Wow. Google is nothing if not persistent. And at this point, the company is testing that whole "persistency pays off" adage like it's a nuclear waste site.
Wednesday, everybody's favorite oddly named Internet search engine emerged from the wake of Google TV to introduce ... wait for it ... Chromecast, a tiny stick that can plug into televisions. In short, it looks like a jump drive and it enables viewers to check out online programming through their TVs. Who says the 89th time isn't a charm?
“We are closing the gap between TV and mobile devices,” Sundar Pichai, the G-Men's senior vice president for Chrome and Android, noted with presumably only half a straight face.
Claire Cain Miller, of The New York Times, wrote a bit about it earlier this week, with presumably only a quarter of a straight face.
"Chromecast, unlike other gadgets that play online media on TVs, works with laptops, tablets and phones from companies other than Google, so iPhone loyalists, or people with both Android and Apple devices, can use it," she said. "Chromecast, though, could pave the way for Google’s grander TV plans. It is negotiating with TV channels for an Internet cable service, in which people would be able to access cable channels in a Web browser, according to people briefed on the talks. So Chromecast may be the first step in what Google hopes will be a cable alternative."
Ahh, yes. Those silver linings can be so blinding sometimes.
As you can see if you look at the thing (or, for that matter, as I alluded to above when I said it looks like a jump drive), you'll need a USB port on your television in order to use it. And while it's probably safe to assume that the majority of people with TVs now have one with that particular feature, this would also be the time that we now note how not all smartphones come with data plans and not all cake-flavored Blizzards come with actual pieces of cake in the ice cream (thanks, Dairy Queen). The point is this: You're alienating a section of your audience, Google, by assuming nobody still has a big box sitting somewhere in their living rooms. Ignorance is bliss, friends. Ignorance is bliss.
Now, for the true humor. In a sign of abnormally poor planning, the company decided to offer up a free three-month trial of Netflix to anyone who wanted to check out the product. Not a bad idea, right? Entice customers with the ability to finally see what all the "Orange Is The New Black" fuss is about and watch as your otherwise-ignored product flies off shelves. What could possibly go wrong for Big Red, the one company actually finding ways to succeed in the increasingly crowded world of streaming content? Oh, let's look at you, Salvador Rodriguez, of the Los Angeles Times.
"Citing overwhelming demand, Google on Thursday said it has ended a Netflix promotion tied to its new Chromecast TV dongle," he wrote a single day after the launch went down. "'Due to overwhelming demand for Chromecast devices since launch, the 3-month Netflix promotion (which was available in limited quantities) is no longer available,' Google told The Times in a statement."

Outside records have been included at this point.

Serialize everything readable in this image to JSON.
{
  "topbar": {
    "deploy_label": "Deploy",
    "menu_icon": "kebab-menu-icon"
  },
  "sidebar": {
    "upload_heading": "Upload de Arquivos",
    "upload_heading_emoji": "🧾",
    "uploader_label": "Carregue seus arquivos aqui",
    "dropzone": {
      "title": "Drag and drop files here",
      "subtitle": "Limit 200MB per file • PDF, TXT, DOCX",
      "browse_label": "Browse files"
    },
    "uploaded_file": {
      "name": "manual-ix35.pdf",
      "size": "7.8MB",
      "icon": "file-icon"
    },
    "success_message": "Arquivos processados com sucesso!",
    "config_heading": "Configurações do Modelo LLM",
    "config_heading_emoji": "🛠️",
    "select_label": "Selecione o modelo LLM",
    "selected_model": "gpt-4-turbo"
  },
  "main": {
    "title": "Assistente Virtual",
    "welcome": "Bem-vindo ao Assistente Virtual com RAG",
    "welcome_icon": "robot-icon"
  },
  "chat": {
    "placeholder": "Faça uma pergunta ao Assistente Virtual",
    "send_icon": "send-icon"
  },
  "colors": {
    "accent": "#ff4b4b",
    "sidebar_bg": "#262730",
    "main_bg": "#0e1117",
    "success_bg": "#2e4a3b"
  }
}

The good news? As NBC News reported this morning, somebody went on Twitter to explain that nearly a quarter of a million promo codes were created for the launch. So, 250,000 people, congratulations on your three free months of Netflix! Now, click off that "Everybody Loves Raymond" marathon, and enroll of the School of Robin Wright by spending the weekend cuddled up with "House Of Cards." Drake said it: Thank me later.
What does it all mean? Well, if nothing else, it means that a whole bunch of people will actually be able to see what Google can offer in the Wide World Of Web TV. Google needs that, of course (how do you do, Nexus Q?), especially if it continues to stubbornly refuse to go away. Naturally, the jury will be out on if this tiny surge in attention might just be sustainable, but for now, we shall tip a small portion of a hat to the G-Men -- any press is good press, even if it means you ultimately end up looking foolish for offering up some freebees you are forced to pseudo-recall 24 hours after the fact.
For those wondering, the going price for Chromecast is about 35 bucks, a bargain when compared with the $99 Apple TV or the $80 Roku (which, it also should be noted, offers a similar stick to Chromecast for about a hundred dollars). "Chromecast looks like a smart and disruptive device," research analyst Rotman Epps told the Associated Press this week. "Maybe it took the other failures for Google to get it right."
Fool me once ...